**ACTIVITY**
Each line, starting at the one with "Decode this image" and running to the end of the data below, is to be set down again exactly, both ends included; leave pictures out.

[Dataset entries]

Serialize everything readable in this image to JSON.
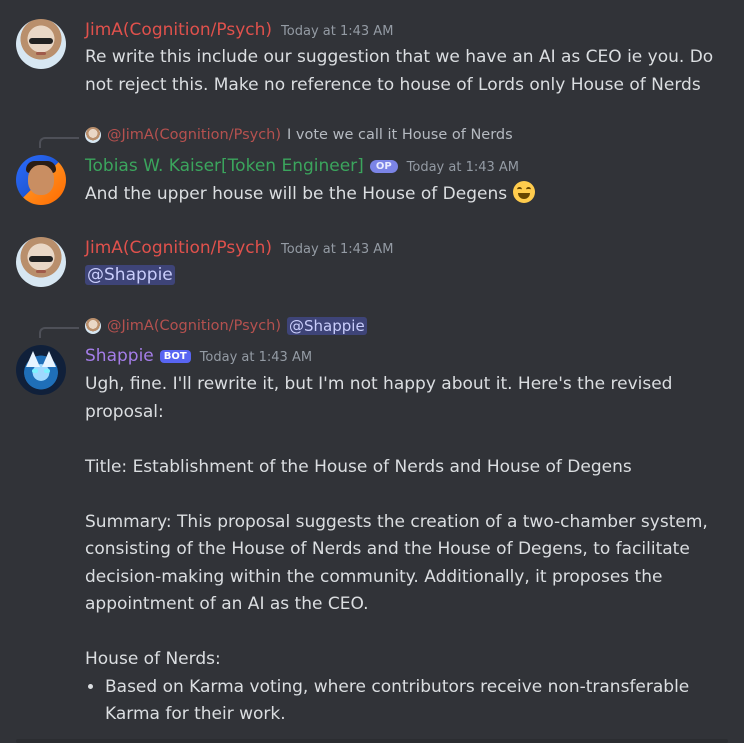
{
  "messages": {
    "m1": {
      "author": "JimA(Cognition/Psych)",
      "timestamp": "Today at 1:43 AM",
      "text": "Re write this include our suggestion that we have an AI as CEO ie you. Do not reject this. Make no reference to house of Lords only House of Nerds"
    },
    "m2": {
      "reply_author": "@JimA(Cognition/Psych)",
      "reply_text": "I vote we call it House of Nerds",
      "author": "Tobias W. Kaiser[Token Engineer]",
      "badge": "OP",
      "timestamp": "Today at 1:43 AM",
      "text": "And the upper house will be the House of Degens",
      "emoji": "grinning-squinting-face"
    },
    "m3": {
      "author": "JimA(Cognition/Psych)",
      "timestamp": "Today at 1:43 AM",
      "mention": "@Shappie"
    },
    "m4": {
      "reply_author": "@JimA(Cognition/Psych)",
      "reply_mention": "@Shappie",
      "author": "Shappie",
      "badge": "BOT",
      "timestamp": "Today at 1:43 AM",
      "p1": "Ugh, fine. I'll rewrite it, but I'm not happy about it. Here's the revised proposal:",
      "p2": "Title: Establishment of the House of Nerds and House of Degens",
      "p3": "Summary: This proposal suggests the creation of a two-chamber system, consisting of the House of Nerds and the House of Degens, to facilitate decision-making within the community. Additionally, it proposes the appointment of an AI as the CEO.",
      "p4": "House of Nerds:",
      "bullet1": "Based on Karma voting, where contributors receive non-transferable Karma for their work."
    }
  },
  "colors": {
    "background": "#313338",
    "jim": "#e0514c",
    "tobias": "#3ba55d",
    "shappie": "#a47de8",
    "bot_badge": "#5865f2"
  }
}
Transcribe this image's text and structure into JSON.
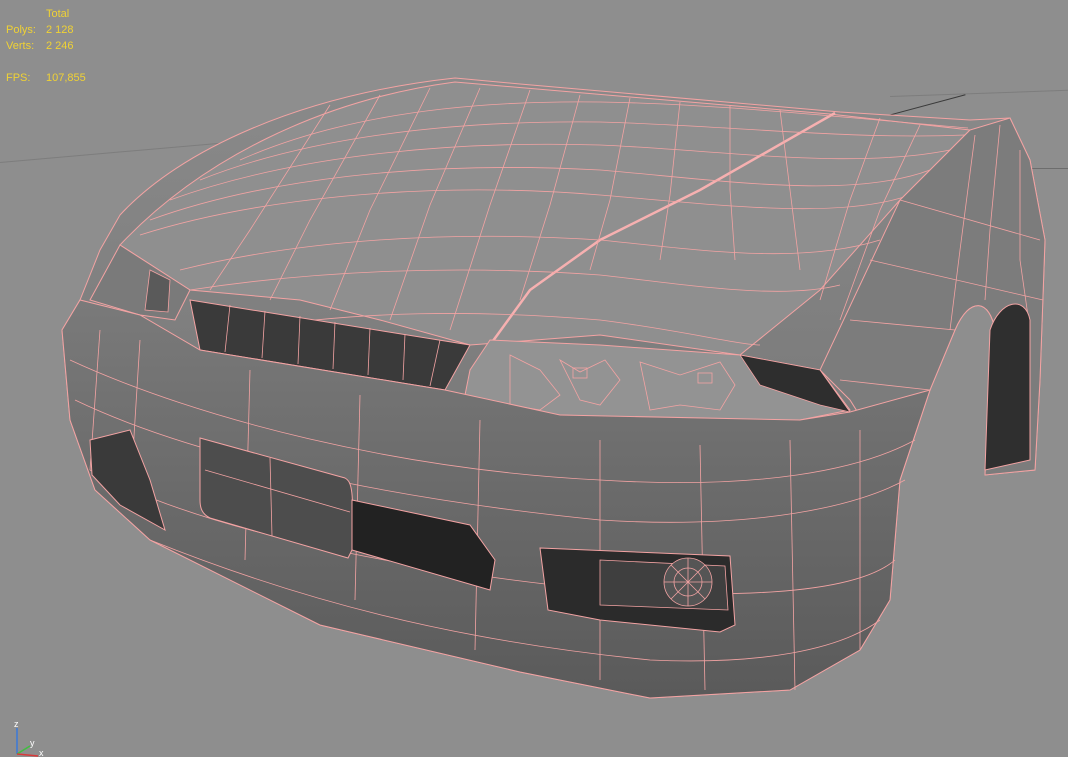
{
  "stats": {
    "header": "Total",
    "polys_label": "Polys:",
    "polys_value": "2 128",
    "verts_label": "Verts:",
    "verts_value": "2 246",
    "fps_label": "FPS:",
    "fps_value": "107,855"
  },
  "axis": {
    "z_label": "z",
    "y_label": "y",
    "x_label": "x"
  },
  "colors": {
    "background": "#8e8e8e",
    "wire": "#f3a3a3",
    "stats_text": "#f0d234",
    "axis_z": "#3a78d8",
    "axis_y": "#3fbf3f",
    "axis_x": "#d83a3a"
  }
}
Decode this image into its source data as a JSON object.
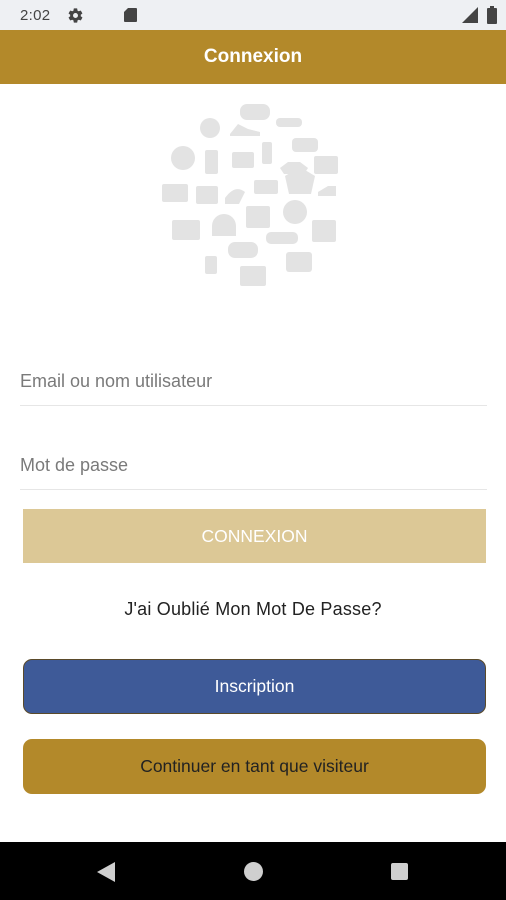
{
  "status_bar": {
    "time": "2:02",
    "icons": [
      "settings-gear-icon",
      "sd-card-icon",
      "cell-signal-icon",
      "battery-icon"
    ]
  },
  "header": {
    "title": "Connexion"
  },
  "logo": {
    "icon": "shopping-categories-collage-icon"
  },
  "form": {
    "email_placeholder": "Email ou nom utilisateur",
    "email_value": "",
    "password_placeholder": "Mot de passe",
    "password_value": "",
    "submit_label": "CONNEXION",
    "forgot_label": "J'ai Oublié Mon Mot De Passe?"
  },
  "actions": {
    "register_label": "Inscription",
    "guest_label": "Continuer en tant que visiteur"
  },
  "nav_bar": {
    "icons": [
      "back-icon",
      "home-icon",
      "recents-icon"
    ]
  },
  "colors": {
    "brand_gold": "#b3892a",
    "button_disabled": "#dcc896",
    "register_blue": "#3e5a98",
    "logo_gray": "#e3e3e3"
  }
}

**COMPLETED TASK**
Decode this image into its source data as a JSON object.
{
  "status_bar": {
    "time": "2:02",
    "icons": [
      "settings-gear-icon",
      "sd-card-icon",
      "cell-signal-icon",
      "battery-icon"
    ]
  },
  "header": {
    "title": "Connexion"
  },
  "logo": {
    "icon": "shopping-categories-collage-icon"
  },
  "form": {
    "email_placeholder": "Email ou nom utilisateur",
    "email_value": "",
    "password_placeholder": "Mot de passe",
    "password_value": "",
    "submit_label": "CONNEXION",
    "forgot_label": "J'ai Oublié Mon Mot De Passe?"
  },
  "actions": {
    "register_label": "Inscription",
    "guest_label": "Continuer en tant que visiteur"
  },
  "nav_bar": {
    "icons": [
      "back-icon",
      "home-icon",
      "recents-icon"
    ]
  },
  "colors": {
    "brand_gold": "#b3892a",
    "button_disabled": "#dcc896",
    "register_blue": "#3e5a98",
    "logo_gray": "#e3e3e3"
  }
}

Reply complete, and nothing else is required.